One of the African Great Lakes, Lake Malawi is considered the most species-rich lake on Earth, with an incredible richness of unique fish species. Nestled between Malawi, Mozambique and Tanzania, it is one of the oldest lakes of the planet – over millions of years, an extraordinary diversity of species with very special adaptations was able to develop in its waters.
The lake is vital for the livelihoods of local people and for the food security of Malawi, one of the poorest countries in the world – 70% of animal protein in the country come from the lake fisheries. Overfishing, bad agricultural practices and climate change are pushing the resilience of Lake Malawi to its limit, putting at risk its precious biodiversity and the crucial services it provides.

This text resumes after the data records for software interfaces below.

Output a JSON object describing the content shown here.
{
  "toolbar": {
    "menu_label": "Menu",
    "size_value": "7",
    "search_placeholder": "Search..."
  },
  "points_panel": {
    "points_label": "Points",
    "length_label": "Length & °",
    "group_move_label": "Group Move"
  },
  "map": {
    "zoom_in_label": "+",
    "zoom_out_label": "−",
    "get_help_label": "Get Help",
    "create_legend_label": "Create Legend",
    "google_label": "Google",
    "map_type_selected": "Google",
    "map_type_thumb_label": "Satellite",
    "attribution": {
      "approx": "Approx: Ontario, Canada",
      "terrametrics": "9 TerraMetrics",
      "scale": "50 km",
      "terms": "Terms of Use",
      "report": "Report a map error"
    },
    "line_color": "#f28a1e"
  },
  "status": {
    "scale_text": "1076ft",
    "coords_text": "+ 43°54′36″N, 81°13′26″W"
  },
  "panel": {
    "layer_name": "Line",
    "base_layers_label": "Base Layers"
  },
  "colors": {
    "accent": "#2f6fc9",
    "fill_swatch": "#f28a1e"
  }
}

Lake Malawi is a wild “aquarium”, a globally recognised centre of freshwater biodiversity, boasting an astonishing diversity of fish. Between 700 and 800 cichlid fish species are estimated to live in its waters – and 99% of them are found nowhere else on Earth, with many yet to be described by science[g1] . The family Cichlidae is divided into two groups: haplochromine and tilapiine cichlids. Many of these species are not only endemic to Lake Malawi, but locally endemic to islands or sections of rocky shoreline within the lake. Due to this incredible diversity and richness is considered the most species-rich lake on Earth.
Many other wildlife species roam the waters and shores of Lake Malawi – it is home to hippopotamus, Nile crocodiles, monkeys, baboons, antelopes, rock hyraxes or African fish eagles.
The rural communities that live in the area heavily depend on the freshwater ecosystems of Lake Malawi to sustain their livelihoods. The lakeshore communities rely on fishing, both as their main protein food source and to complement their livelihoods.
Fish from the lake covers about seventy percent of the demand of animal protein in Malawi, a country that has experienced a fivefold population increase in the last six decades. Inland, most of the locals are smallholder farmers, cultivating the Lake catchment areas with subsistence farming methods.
Lake Malawi is extremely vulnerable to climate change. For two decades now, the region is experiencing persistent droughts, and the decrease in rainfall has already caused a huge drop of water levels in the lake. Deforestation and poor agricultural practices in the catchment are also causing severe erosion – siltation and sedimentation have further accelerated the decline of the water levels, by reducing the lake’s carrying capacity.
Malawi is also one of the poorest countries in the world. Poverty and hunger are driving the decline of the lake fisheries. Without other livelihood alternatives or a way to cover basic needs, closed seasons and legal frameworks to protect the lake resources are often ignored. Restoring Lake Malawi’s ecosystems is vital to sustain the livelihoods of these communities.
Action for Environmental Sustainability (AfES) engages with local communities and responsible authorities to combat the threats to Lake Malawi and build a thriving future for this precious ecosystem and the people that depend on it. As part of the Living Lakes Biodiversity & Climate project, AfES will focus on activities such as:
- Capacity building for lake managers.
- Raising awareness and educating the local people to play a central role in the conservation the Lake ecosystem and its biodiversity.
- Capacity building for local fishermen and smallholder farmers on sustainable agriculture practices and alternative livelihoods (for example, fishpond farming).